At Soyars & Morgan Law, we often get asked if someone qualifies to have their criminal charge non-disclosed. A non-disclosure is not the same as an expunction. An expunction entitles a person to have the arrest erased off their criminal history. A non-disclosure does not erase the arrest or offense off the criminal history, but it does, generally speaking, allow the defendant to deny the offense on job applications.
When considering whether to spend the money to obtain a non-disclosure, you need to consider who still qualifies to see the non-disclosed information. Below is a list of people who qualify to see the non-disclosed information. If you are wondering if seeking a non-disclosure is right for you, call Soyars & Morgan today so we can help walk you through whether this is a good option for you.
Listed below are the exceptions as to who can see information covered by a Non-Disclosure Order.

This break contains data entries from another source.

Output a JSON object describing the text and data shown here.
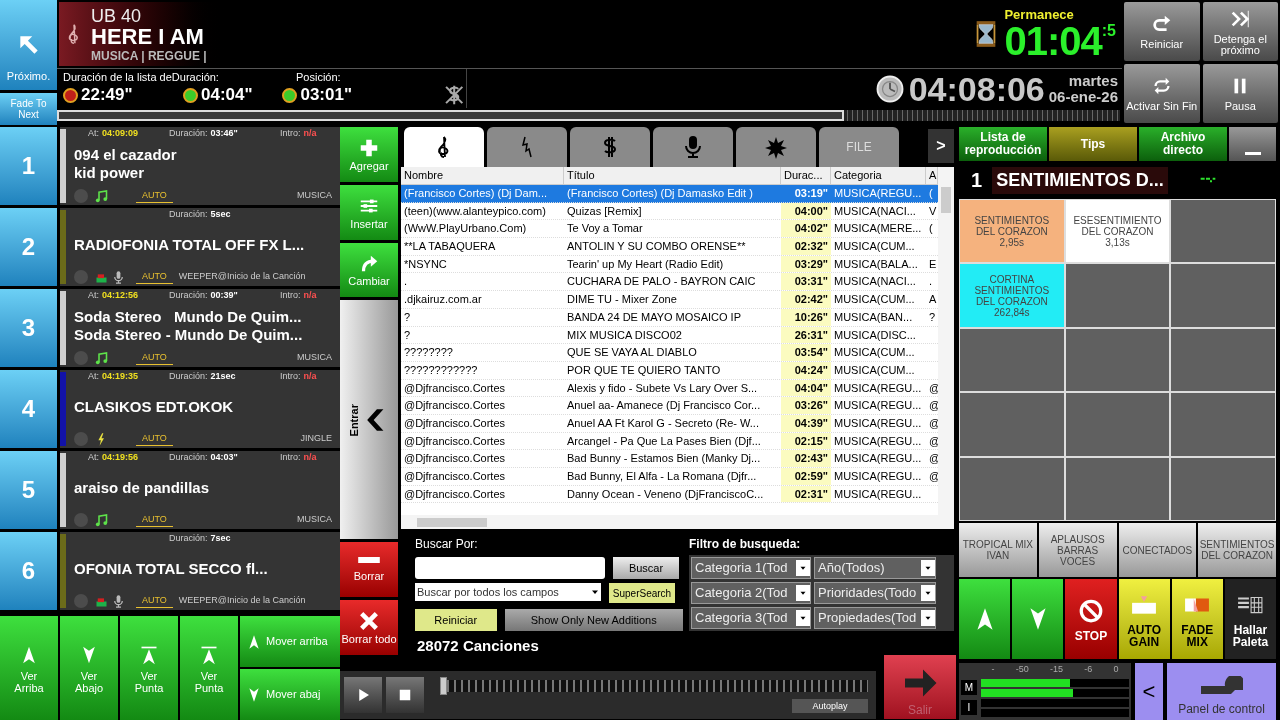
{
  "header": {
    "next_button": "Próximo.",
    "fade_button": "Fade To Next",
    "now_playing": {
      "artist": "UB 40",
      "title": "HERE I AM",
      "category": "MUSICA | REGGUE |"
    },
    "durations": {
      "labels": [
        "Duración de la lista deDuración:",
        "Posición:"
      ],
      "values": [
        {
          "value": "22:49\"",
          "color": "#c0201a"
        },
        {
          "value": "04:04\"",
          "color": "#3ccc2a"
        },
        {
          "value": "03:01\"",
          "color": "#3ccc2a"
        }
      ]
    },
    "remaining": {
      "label": "Permanece",
      "value": "01:04",
      "fraction": ":5"
    },
    "clock": {
      "time": "04:08:06",
      "day": "martes",
      "date": "06-ene-26"
    },
    "progress": {
      "level": 0.74
    },
    "controls": [
      {
        "kind": "restart",
        "label": "Reiniciar"
      },
      {
        "kind": "skip",
        "label": "Detenga el próximo"
      },
      {
        "kind": "loop",
        "label": "Activar Sin Fin"
      },
      {
        "kind": "pause",
        "label": "Pausa"
      }
    ]
  },
  "playlist": [
    {
      "number": "1",
      "kind": "music",
      "at": {
        "label": "At:",
        "value": "04:09:09"
      },
      "duration": {
        "label": "Duración:",
        "value": "03:46\""
      },
      "intro": {
        "label": "Intro:",
        "value": "n/a"
      },
      "lines": [
        "094 el cazador",
        "kid power"
      ],
      "auto": "AUTO",
      "category": "MUSICA",
      "color": "#cfcfcf"
    },
    {
      "number": "2",
      "kind": "voice",
      "duration": {
        "label": "Duración:",
        "value": "5sec"
      },
      "lines": [
        "RADIOFONIA TOTAL OFF FX L..."
      ],
      "auto": "AUTO",
      "info": "WEEPER@Inicio de la Canción",
      "color": "#6b6b1a"
    },
    {
      "number": "3",
      "kind": "music",
      "at": {
        "label": "At:",
        "value": "04:12:56"
      },
      "duration": {
        "label": "Duración:",
        "value": "00:39\""
      },
      "intro": {
        "label": "Intro:",
        "value": "n/a"
      },
      "lines": [
        "Soda Stereo   Mundo De Quim...",
        "Soda Stereo - Mundo De Quim..."
      ],
      "auto": "AUTO",
      "category": "MUSICA",
      "color": "#cfcfcf"
    },
    {
      "number": "4",
      "kind": "jingle",
      "at": {
        "label": "At:",
        "value": "04:19:35"
      },
      "duration": {
        "label": "Duración:",
        "value": "21sec"
      },
      "intro": {
        "label": "Intro:",
        "value": "n/a"
      },
      "lines": [
        "CLASIKOS EDT.OKOK"
      ],
      "auto": "AUTO",
      "category": "JINGLE",
      "color": "#1212a8"
    },
    {
      "number": "5",
      "kind": "music",
      "at": {
        "label": "At:",
        "value": "04:19:56"
      },
      "duration": {
        "label": "Duración:",
        "value": "04:03\""
      },
      "intro": {
        "label": "Intro:",
        "value": "n/a"
      },
      "lines": [
        "araiso de pandillas"
      ],
      "auto": "AUTO",
      "category": "MUSICA",
      "color": "#cfcfcf"
    },
    {
      "number": "6",
      "kind": "voice",
      "duration": {
        "label": "Duración:",
        "value": "7sec"
      },
      "lines": [
        "OFONIA TOTAL SECCO fl..."
      ],
      "auto": "AUTO",
      "info": "WEEPER@Inicio de la Canción",
      "color": "#6b6b1a"
    }
  ],
  "view_buttons": [
    {
      "kind": "up",
      "label": "Ver Arriba"
    },
    {
      "kind": "down",
      "label": "Ver Abajo"
    },
    {
      "kind": "top",
      "label": "Ver Punta"
    },
    {
      "kind": "top",
      "label": "Ver Punta"
    }
  ],
  "move_buttons": [
    {
      "kind": "up",
      "label": "Mover arriba"
    },
    {
      "kind": "down",
      "label": "Mover abaj"
    }
  ],
  "side_buttons": [
    {
      "kind": "add",
      "label": "Agregar"
    },
    {
      "kind": "insert",
      "label": "Insertar"
    },
    {
      "kind": "change",
      "label": "Cambiar"
    },
    {
      "kind": "enter",
      "label": "Entrar"
    },
    {
      "kind": "delete",
      "label": "Borrar"
    },
    {
      "kind": "clear",
      "label": "Borrar todo"
    }
  ],
  "library": {
    "tabs": [
      {
        "kind": "clef",
        "selected": true
      },
      {
        "kind": "bolt",
        "selected": false
      },
      {
        "kind": "dollar",
        "selected": false
      },
      {
        "kind": "mic",
        "selected": false
      },
      {
        "kind": "burst",
        "selected": false
      },
      {
        "kind": "text",
        "label": "FILE",
        "selected": false
      }
    ],
    "more_button": ">",
    "columns": [
      "Nombre",
      "Título",
      "Durac...",
      "Categoria",
      "A"
    ],
    "rows": [
      {
        "cells": [
          "(Francisco Cortes) (Dj Dam...",
          "(Francisco Cortes) (Dj Damasko Edit )",
          "03:19\"",
          "MUSICA(REGU...",
          "("
        ],
        "selected": true
      },
      {
        "cells": [
          "(teen)(www.alanteypico.com)",
          "Quizas [Remix]",
          "04:00\"",
          "MUSICA(NACI...",
          "V"
        ],
        "selected": false
      },
      {
        "cells": [
          "(WwW.PlayUrbano.Com)",
          "Te Voy a Tomar",
          "04:02\"",
          "MUSICA(MERE...",
          "("
        ],
        "selected": false
      },
      {
        "cells": [
          "**LA TABAQUERA",
          "ANTOLIN Y SU COMBO ORENSE**",
          "02:32\"",
          "MUSICA(CUM..."
        ],
        "selected": false
      },
      {
        "cells": [
          "*NSYNC",
          "Tearin' up My Heart (Radio Edit)",
          "03:29\"",
          "MUSICA(BALA...",
          "E"
        ],
        "selected": false
      },
      {
        "cells": [
          ".",
          "CUCHARA DE PALO - BAYRON CAIC",
          "03:31\"",
          "MUSICA(NACI...",
          "."
        ],
        "selected": false
      },
      {
        "cells": [
          ".djkairuz.com.ar",
          "DIME TU - Mixer Zone",
          "02:42\"",
          "MUSICA(CUM...",
          "A"
        ],
        "selected": false
      },
      {
        "cells": [
          "?",
          "BANDA 24 DE MAYO MOSAICO IP",
          "10:26\"",
          "MUSICA(BAN...",
          "?"
        ],
        "selected": false
      },
      {
        "cells": [
          "?",
          "MIX MUSICA DISCO02",
          "26:31\"",
          "MUSICA(DISC..."
        ],
        "selected": false
      },
      {
        "cells": [
          "????????",
          "QUE SE VAYA AL DIABLO",
          "03:54\"",
          "MUSICA(CUM..."
        ],
        "selected": false
      },
      {
        "cells": [
          "????????????",
          "POR QUE TE QUIERO TANTO",
          "04:24\"",
          "MUSICA(CUM..."
        ],
        "selected": false
      },
      {
        "cells": [
          "@Djfrancisco.Cortes",
          "Alexis y fido - Subete Vs Lary Over S...",
          "04:04\"",
          "MUSICA(REGU...",
          "@"
        ],
        "selected": false
      },
      {
        "cells": [
          "@Djfrancisco.Cortes",
          "Anuel aa- Amanece (Dj Francisco Cor...",
          "03:26\"",
          "MUSICA(REGU...",
          "@"
        ],
        "selected": false
      },
      {
        "cells": [
          "@Djfrancisco.Cortes",
          "Anuel AA Ft Karol G - Secreto (Re- W...",
          "04:39\"",
          "MUSICA(REGU...",
          "@"
        ],
        "selected": false
      },
      {
        "cells": [
          "@Djfrancisco.Cortes",
          "Arcangel - Pa Que La Pases Bien (Djf...",
          "02:15\"",
          "MUSICA(REGU...",
          "@"
        ],
        "selected": false
      },
      {
        "cells": [
          "@Djfrancisco.Cortes",
          "Bad Bunny - Estamos Bien (Manky Dj...",
          "02:43\"",
          "MUSICA(REGU...",
          "@"
        ],
        "selected": false
      },
      {
        "cells": [
          "@Djfrancisco.Cortes",
          "Bad Bunny, El Alfa - La Romana (Djfr...",
          "02:59\"",
          "MUSICA(REGU...",
          "@"
        ],
        "selected": false
      },
      {
        "cells": [
          "@Djfrancisco.Cortes",
          "Danny Ocean - Veneno (DjFranciscoC...",
          "02:31\"",
          "MUSICA(REGU..."
        ],
        "selected": false
      }
    ],
    "search": {
      "label": "Buscar Por:",
      "button": "Buscar",
      "field_select": "Buscar por todos los campos",
      "supersearch": "SuperSearch",
      "reset": "Reiniciar",
      "new_additions": "Show Only New Additions",
      "filter_label": "Filtro de busqueda:",
      "filters": [
        "Categoria 1(Tod",
        "Año(Todos)",
        "Categoria 2(Tod",
        "Prioridades(Todo",
        "Categoria 3(Tod",
        "Propiedades(Tod"
      ]
    },
    "count": "28072 Canciones"
  },
  "player": {
    "level": 0.0,
    "autoplay": "Autoplay",
    "exit": "Salir"
  },
  "right": {
    "tabs": [
      {
        "label": "Lista de reproducción",
        "selected": false
      },
      {
        "label": "Tips",
        "selected": true
      },
      {
        "label": "Archivo directo",
        "selected": false
      }
    ],
    "cart_number": "1",
    "cart_title": "SENTIMIENTOS D...",
    "carts": [
      {
        "lines": [
          "SENTIMIENTOS",
          "DEL CORAZON",
          "2,95s"
        ],
        "color": "#f5b27e"
      },
      {
        "lines": [
          "ESESENTIMIENTO",
          "DEL CORAZON",
          "3,13s"
        ],
        "color": "#ffffff"
      },
      {
        "color": "#606060"
      },
      {
        "lines": [
          "CORTINA",
          "SENTIMIENTOS",
          "DEL CORAZON",
          "262,84s"
        ],
        "color": "#22ecf5"
      },
      {
        "color": "#606060"
      },
      {
        "color": "#606060"
      },
      {
        "color": "#606060"
      },
      {
        "color": "#606060"
      },
      {
        "color": "#606060"
      },
      {
        "color": "#606060"
      },
      {
        "color": "#606060"
      },
      {
        "color": "#606060"
      },
      {
        "color": "#606060"
      },
      {
        "color": "#606060"
      },
      {
        "color": "#606060"
      }
    ],
    "quick": [
      "TROPICAL MIX IVAN",
      "APLAUSOS BARRAS VOCES",
      "CONECTADOS",
      "SENTIMIENTOS DEL CORAZON"
    ],
    "actions": [
      {
        "kind": "up"
      },
      {
        "kind": "down"
      },
      {
        "kind": "stop",
        "label": "STOP"
      },
      {
        "kind": "gain",
        "label": "AUTO GAIN"
      },
      {
        "kind": "fade",
        "label": "FADE MIX"
      },
      {
        "kind": "palette",
        "label": "Hallar Paleta"
      }
    ],
    "meter": {
      "scale": [
        "-",
        "-50",
        "-15",
        "-6",
        "0"
      ],
      "rows": [
        {
          "label": "M",
          "bars": [
            {
              "level": 0.6
            },
            {
              "level": 0.62
            }
          ]
        },
        {
          "label": "I",
          "bars": [
            {
              "level": 0
            },
            {
              "level": 0
            }
          ]
        }
      ]
    },
    "back_button": "<",
    "panel_button": "Panel de control"
  }
}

A criminal justice agency may disclose criminal history record information that is the subject of the order only to other criminal justice agencies, for criminal justice or regulatory licensing purposes, an agency or entity listed in Subsection (i), or the person who is the subject of the order.
A criminal justice agency may disclose criminal history record information that is the subject of an order of nondisclosure to the following noncriminal justice agencies or entities only: